Required action:
Every line that includes the word "object" needs to be copied from the listing.

= = = = =

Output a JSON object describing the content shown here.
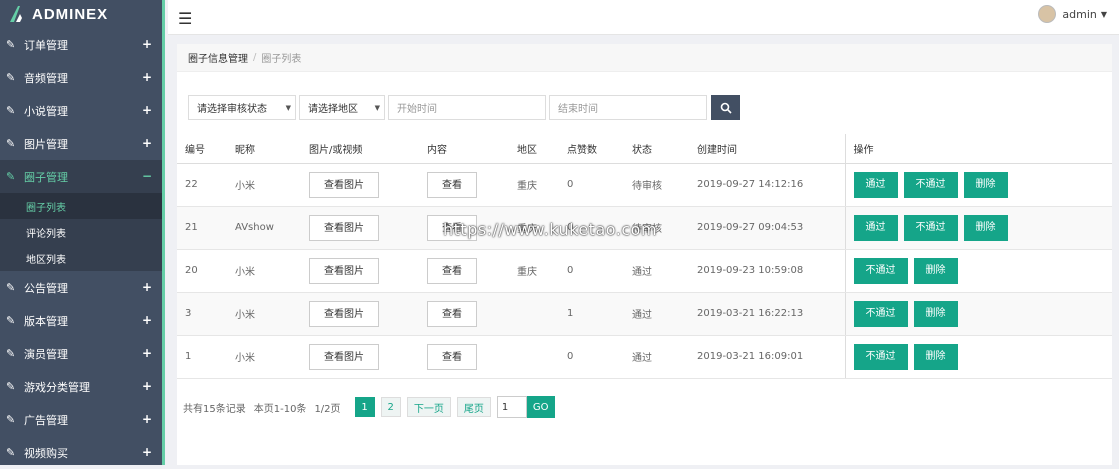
{
  "brand": {
    "name": "ADMINEX"
  },
  "sidebar": {
    "items": [
      {
        "label": "订单管理",
        "icon": "edit-icon"
      },
      {
        "label": "音频管理",
        "icon": "edit-icon"
      },
      {
        "label": "小说管理",
        "icon": "edit-icon"
      },
      {
        "label": "图片管理",
        "icon": "edit-icon"
      },
      {
        "label": "圈子管理",
        "icon": "edit-icon",
        "expanded": true
      },
      {
        "label": "公告管理",
        "icon": "edit-icon"
      },
      {
        "label": "版本管理",
        "icon": "edit-icon"
      },
      {
        "label": "演员管理",
        "icon": "edit-icon"
      },
      {
        "label": "游戏分类管理",
        "icon": "edit-icon"
      },
      {
        "label": "广告管理",
        "icon": "edit-icon"
      },
      {
        "label": "视频购买",
        "icon": "edit-icon"
      }
    ],
    "sub_items": [
      {
        "label": "圈子列表"
      },
      {
        "label": "评论列表"
      },
      {
        "label": "地区列表"
      }
    ],
    "expand_symbol": "+",
    "collapse_symbol": "−"
  },
  "topbar": {
    "user": "admin"
  },
  "breadcrumb": {
    "parent": "圈子信息管理",
    "current": "圈子列表"
  },
  "filters": {
    "status": "请选择审核状态",
    "region": "请选择地区",
    "start_placeholder": "开始时间",
    "end_placeholder": "结束时间"
  },
  "table": {
    "headers": [
      "编号",
      "昵称",
      "图片/或视频",
      "内容",
      "地区",
      "点赞数",
      "状态",
      "创建时间",
      "操作"
    ],
    "view_image": "查看图片",
    "view": "查看",
    "rows": [
      {
        "id": "22",
        "name": "小米",
        "region": "重庆",
        "likes": "0",
        "status": "待审核",
        "time": "2019-09-27 14:12:16",
        "actions": [
          "通过",
          "不通过",
          "删除"
        ]
      },
      {
        "id": "21",
        "name": "AVshow",
        "region": "重庆",
        "likes": "0",
        "status": "待审核",
        "time": "2019-09-27 09:04:53",
        "actions": [
          "通过",
          "不通过",
          "删除"
        ]
      },
      {
        "id": "20",
        "name": "小米",
        "region": "重庆",
        "likes": "0",
        "status": "通过",
        "time": "2019-09-23 10:59:08",
        "actions": [
          "不通过",
          "删除"
        ]
      },
      {
        "id": "3",
        "name": "小米",
        "region": "",
        "likes": "1",
        "status": "通过",
        "time": "2019-03-21 16:22:13",
        "actions": [
          "不通过",
          "删除"
        ]
      },
      {
        "id": "1",
        "name": "小米",
        "region": "",
        "likes": "0",
        "status": "通过",
        "time": "2019-03-21 16:09:01",
        "actions": [
          "不通过",
          "删除"
        ]
      }
    ]
  },
  "pager": {
    "total": "共有15条记录",
    "range": "本页1-10条",
    "pages": "1/2页",
    "p1": "1",
    "p2": "2",
    "next": "下一页",
    "last": "尾页",
    "input": "1",
    "go": "GO"
  },
  "watermark": "https://www.kuketao.com",
  "colors": {
    "accent": "#15a589",
    "sidebar": "#424f63"
  }
}
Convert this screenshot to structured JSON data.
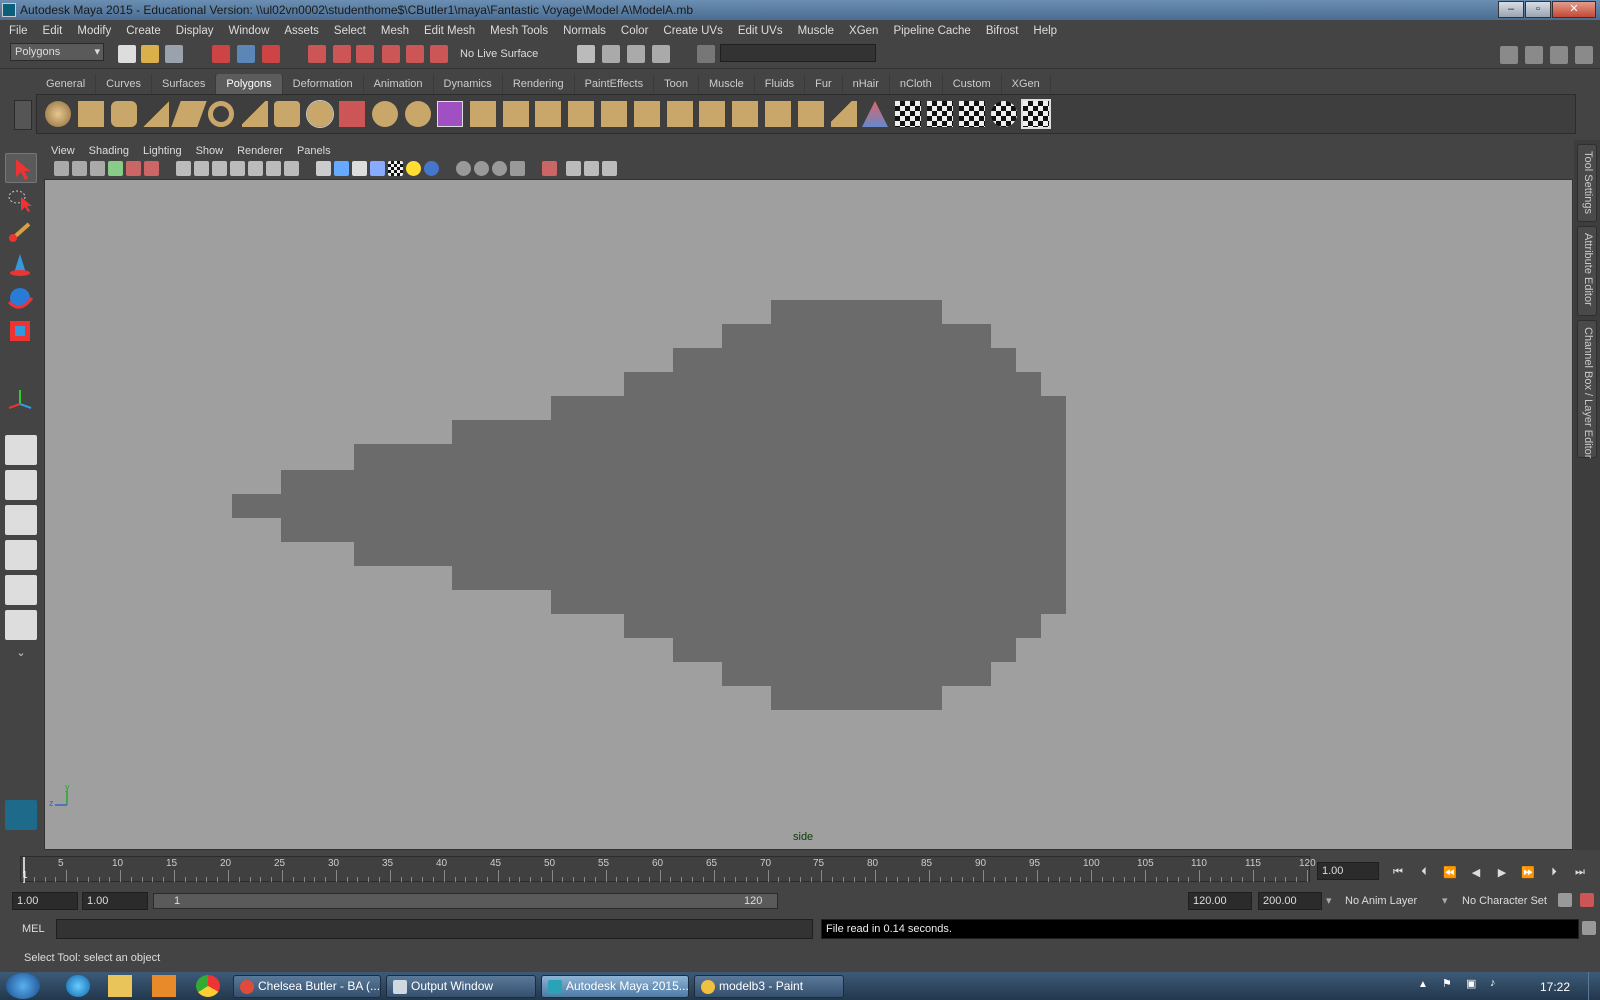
{
  "window": {
    "title": "Autodesk Maya 2015 - Educational Version: \\\\ul02vn0002\\studenthome$\\CButler1\\maya\\Fantastic Voyage\\Model A\\ModelA.mb",
    "minimize": "–",
    "maximize": "▫",
    "close": "✕"
  },
  "menus": [
    "File",
    "Edit",
    "Modify",
    "Create",
    "Display",
    "Window",
    "Assets",
    "Select",
    "Mesh",
    "Edit Mesh",
    "Mesh Tools",
    "Normals",
    "Color",
    "Create UVs",
    "Edit UVs",
    "Muscle",
    "XGen",
    "Pipeline Cache",
    "Bifrost",
    "Help"
  ],
  "status_line": {
    "menuset": "Polygons",
    "live_surface": "No Live Surface"
  },
  "shelf_tabs": [
    "General",
    "Curves",
    "Surfaces",
    "Polygons",
    "Deformation",
    "Animation",
    "Dynamics",
    "Rendering",
    "PaintEffects",
    "Toon",
    "Muscle",
    "Fluids",
    "Fur",
    "nHair",
    "nCloth",
    "Custom",
    "XGen"
  ],
  "active_shelf": "Polygons",
  "panel_menu": [
    "View",
    "Shading",
    "Lighting",
    "Show",
    "Renderer",
    "Panels"
  ],
  "viewport": {
    "camera": "side",
    "axis_z": "z",
    "axis_y": "y"
  },
  "right_tabs": [
    "Tool Settings",
    "Attribute Editor",
    "Channel Box / Layer Editor"
  ],
  "time_slider": {
    "ticks": [
      "5",
      "10",
      "15",
      "20",
      "25",
      "30",
      "35",
      "40",
      "45",
      "50",
      "55",
      "60",
      "65",
      "70",
      "75",
      "80",
      "85",
      "90",
      "95",
      "100",
      "105",
      "110",
      "115",
      "120"
    ],
    "current_frame_marker": "1",
    "current_time": "1.00"
  },
  "range_slider": {
    "start_time": "1.00",
    "playback_start": "1.00",
    "range_start": "1",
    "range_end": "120",
    "playback_end": "120.00",
    "end_time": "200.00",
    "anim_layer": "No Anim Layer",
    "character_set": "No Character Set"
  },
  "command_line": {
    "mode": "MEL",
    "input": "",
    "result": "File read in  0.14 seconds."
  },
  "help_line": "Select Tool: select an object",
  "taskbar": {
    "items": [
      {
        "label": "Chelsea Butler - BA (...",
        "icon": "chrome-icon",
        "color": "#e04c3c"
      },
      {
        "label": "Output Window",
        "icon": "window-icon",
        "color": "#d0d8e0"
      },
      {
        "label": "Autodesk Maya 2015...",
        "icon": "maya-icon",
        "color": "#2aa3b8"
      },
      {
        "label": "modelb3 - Paint",
        "icon": "paint-icon",
        "color": "#f0c040"
      }
    ],
    "time": "17:22"
  },
  "colors": {
    "viewport_bg": "#9f9f9f",
    "object": "#6b6b6b",
    "ui_bg": "#444444"
  }
}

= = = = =

Result of this task:
Output a JSON object describing the content shown here.
  "help_line": "Select Tool: select an object",
    "object": "#6b6b6b",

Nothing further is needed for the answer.